Pass-through taxation provides lots of benefits to little business owners, however, it’s not best for all organisations. Weigh the advantages and downsides prior to choosing your company’s tax classification.
Advantages of pass-through entities
Pass-through taxation allows the company owner to avoid double taxation, and it also affords them an extra reduction on their personal taxes in particular situations.
Owners of C Corporations struggle with double tax, while pass-through entity owners are taxed simply when.
C Corporations pay a flat 21% business earnings tax before income reaches investors. Shareholders should report their dividend earnings on their individual income tax returns.
You can’t deduct dividends on your service taxes, so the exact same dollars go through 2 rounds of taxation.
Pass-through entities avoid the entity-level tax step and send all company income directly to the owners, who pay tax on their part of organisation income.
When a pass-through entity suffers a net operating loss (NOL), its owners can take an NOL deduction on their individual taxes. That indicates the owner’s personal tax liability gets reduced.
C corporations can also take an NOL reduction, however, its advantage doesn’t encompass owners. When a C corporation has an NOL, its shareholders need to still pay income tax on any revenues distributed to them.

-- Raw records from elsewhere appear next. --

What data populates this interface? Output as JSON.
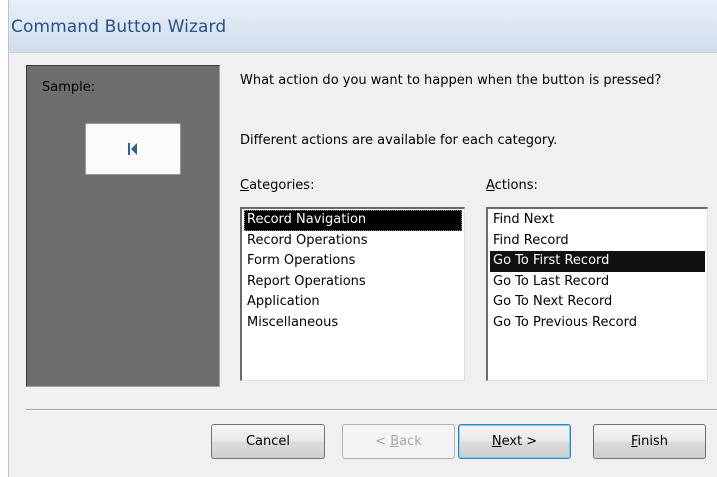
{
  "window": {
    "title": "Command Button Wizard"
  },
  "sample": {
    "label": "Sample:",
    "button_icon": "go-to-first-record-icon"
  },
  "prompt": {
    "question": "What action do you want to happen when the button is pressed?",
    "info": "Different actions are available for each category."
  },
  "categories": {
    "label_first": "C",
    "label_rest": "ategories:",
    "items": [
      "Record Navigation",
      "Record Operations",
      "Form Operations",
      "Report Operations",
      "Application",
      "Miscellaneous"
    ],
    "selected": "Record Navigation"
  },
  "actions": {
    "label_first": "A",
    "label_rest": "ctions:",
    "items": [
      "Find Next",
      "Find Record",
      "Go To First Record",
      "Go To Last Record",
      "Go To Next Record",
      "Go To Previous Record"
    ],
    "selected": "Go To First Record"
  },
  "buttons": {
    "cancel": "Cancel",
    "back_prefix": "< ",
    "back_mnemonic": "B",
    "back_rest": "ack",
    "next_mnemonic": "N",
    "next_rest": "ext >",
    "finish_mnemonic": "F",
    "finish_rest": "inish"
  },
  "colors": {
    "title_text": "#2a4f83",
    "sample_panel": "#6e6e6e",
    "selection": "#000000",
    "default_button_focus": "#6fd4f5"
  }
}
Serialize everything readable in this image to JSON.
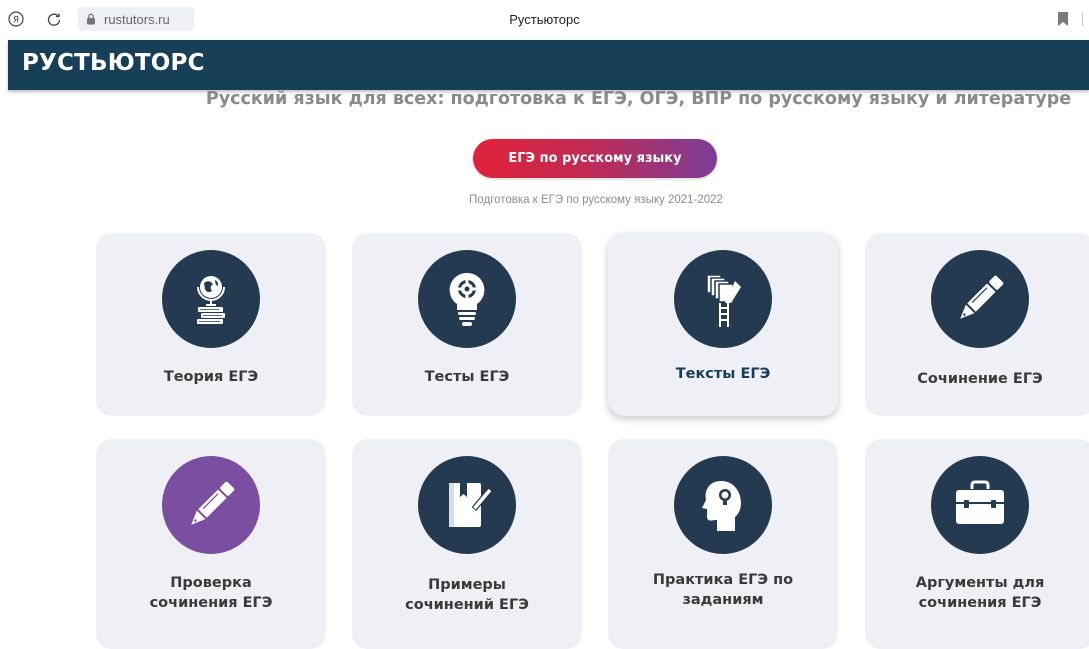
{
  "browser": {
    "url": "rustutors.ru",
    "tab_title": "Рустьюторс"
  },
  "site": {
    "logo": "РУСТЬЮТОРС",
    "subtitle": "Русский язык для всех: подготовка к ЕГЭ, ОГЭ, ВПР по русскому языку и литературе",
    "cta_label": "ЕГЭ по русскому языку",
    "cta_caption": "Подготовка к ЕГЭ по русскому языку 2021-2022"
  },
  "cards": [
    {
      "label": "Теория ЕГЭ",
      "icon": "globe-books-icon"
    },
    {
      "label": "Тесты ЕГЭ",
      "icon": "lightbulb-gear-icon"
    },
    {
      "label": "Тексты ЕГЭ",
      "icon": "papers-ladder-icon"
    },
    {
      "label": "Сочинение ЕГЭ",
      "icon": "pen-icon"
    },
    {
      "label": "Проверка сочинения ЕГЭ",
      "icon": "pen-icon"
    },
    {
      "label": "Примеры сочинений ЕГЭ",
      "icon": "notebook-pen-icon"
    },
    {
      "label": "Практика ЕГЭ по заданиям",
      "icon": "head-lightbulb-icon"
    },
    {
      "label": "Аргументы для сочинения ЕГЭ",
      "icon": "briefcase-icon"
    }
  ],
  "colors": {
    "header": "#173f57",
    "icon_circle": "#233a50",
    "icon_circle_highlight": "#7a4ea0",
    "cta_gradient_start": "#e0233b",
    "cta_gradient_end": "#7c3d97"
  }
}
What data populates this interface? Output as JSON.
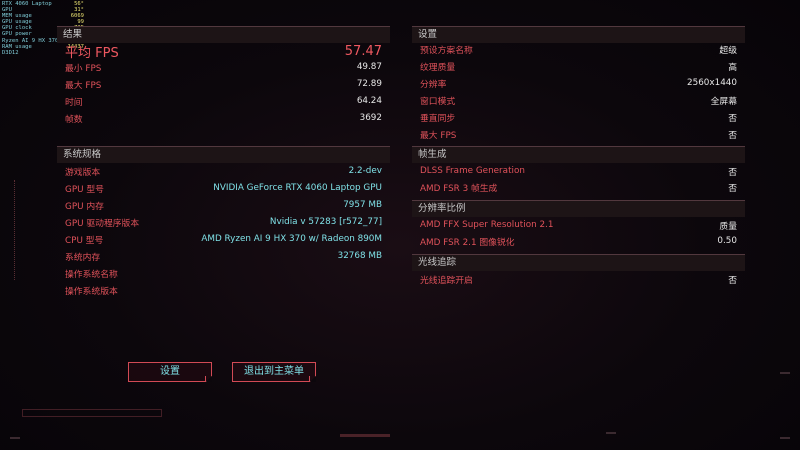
{
  "overlay": [
    {
      "label": "RTX 4060 Laptop",
      "value": "56°"
    },
    {
      "label": "GPU",
      "value": "31°"
    },
    {
      "label": "MEM usage",
      "value": "6069"
    },
    {
      "label": "GPU usage",
      "value": "99"
    },
    {
      "label": "GPU clock",
      "value": "735"
    },
    {
      "label": "GPU power",
      "value": ""
    },
    {
      "label": "Ryzen AI 9 HX 370",
      "value": ""
    },
    {
      "label": "RAM usage",
      "value": "14437"
    },
    {
      "label": "D3D12",
      "value": ""
    }
  ],
  "results": {
    "header": "结果",
    "avg_label": "平均 FPS",
    "avg_value": "57.47",
    "rows": [
      {
        "label": "最小 FPS",
        "value": "49.87"
      },
      {
        "label": "最大 FPS",
        "value": "72.89"
      },
      {
        "label": "时间",
        "value": "64.24"
      },
      {
        "label": "帧数",
        "value": "3692"
      }
    ]
  },
  "system": {
    "header": "系统规格",
    "rows": [
      {
        "label": "游戏版本",
        "value": "2.2-dev"
      },
      {
        "label": "GPU 型号",
        "value": "NVIDIA GeForce RTX 4060 Laptop GPU"
      },
      {
        "label": "GPU 内存",
        "value": "7957 MB"
      },
      {
        "label": "GPU 驱动程序版本",
        "value": "Nvidia v 57283 [r572_77]"
      },
      {
        "label": "CPU 型号",
        "value": "AMD Ryzen AI 9 HX 370 w/ Radeon 890M"
      },
      {
        "label": "系统内存",
        "value": "32768 MB"
      },
      {
        "label": "操作系统名称",
        "value": ""
      },
      {
        "label": "操作系统版本",
        "value": ""
      }
    ]
  },
  "settings": {
    "header": "设置",
    "rows": [
      {
        "label": "预设方案名称",
        "value": "超级"
      },
      {
        "label": "纹理质量",
        "value": "高"
      },
      {
        "label": "分辨率",
        "value": "2560x1440"
      },
      {
        "label": "窗口模式",
        "value": "全屏幕"
      },
      {
        "label": "垂直同步",
        "value": "否"
      },
      {
        "label": "最大 FPS",
        "value": "否"
      }
    ]
  },
  "framegen": {
    "header": "帧生成",
    "rows": [
      {
        "label": "DLSS Frame Generation",
        "value": "否"
      },
      {
        "label": "AMD FSR 3 帧生成",
        "value": "否"
      }
    ]
  },
  "scaling": {
    "header": "分辨率比例",
    "rows": [
      {
        "label": "AMD FFX Super Resolution 2.1",
        "value": "质量"
      },
      {
        "label": "AMD FSR 2.1 图像锐化",
        "value": "0.50"
      }
    ]
  },
  "raytracing": {
    "header": "光线追踪",
    "rows": [
      {
        "label": "光线追踪开启",
        "value": "否"
      }
    ]
  },
  "buttons": {
    "settings": "设置",
    "exit": "退出到主菜单"
  },
  "colors": {
    "accent_red": "#e0525a",
    "accent_cyan": "#7fe0e6"
  }
}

Disadvantages of pass-through entities
Before you leap into action, however, keep in mind the drawbacks of running your service as a pass-through entity.
Owners of pass-through entities must pay an earnings tax on their full share of incomes, even if the cash wasn’t distributed.
For instance, say you own a single-member LLC that earned $200,000 in 2015 prior to paying you $100,000.
If your service were a C corporation, you ‘d just report $100,000 in earnings on your individual taxes. The company would pay a 21% tax on the $200,000 prior to paying you $100,000.
Since you run a pass-through entity, you report the entire $200,000 on your personal taxes.
Each pass-through organisation type comes with a list of pros and cons. It may be tough to choose which is best for your organisation.
For example, S corporations need the most time to set up, however, when that’s done, the benefits are substantial. Speak with a tax expert before selecting your business type.
Don’t travel through without assistance
Prior to you set up your company as a pass-through entity, seek advice from a professional who can recommend you on the matter.
Your option in service type identifies whether you can utilize self-employment tax software application or if you need to bring on a tax expert to look after your C corporation taxes.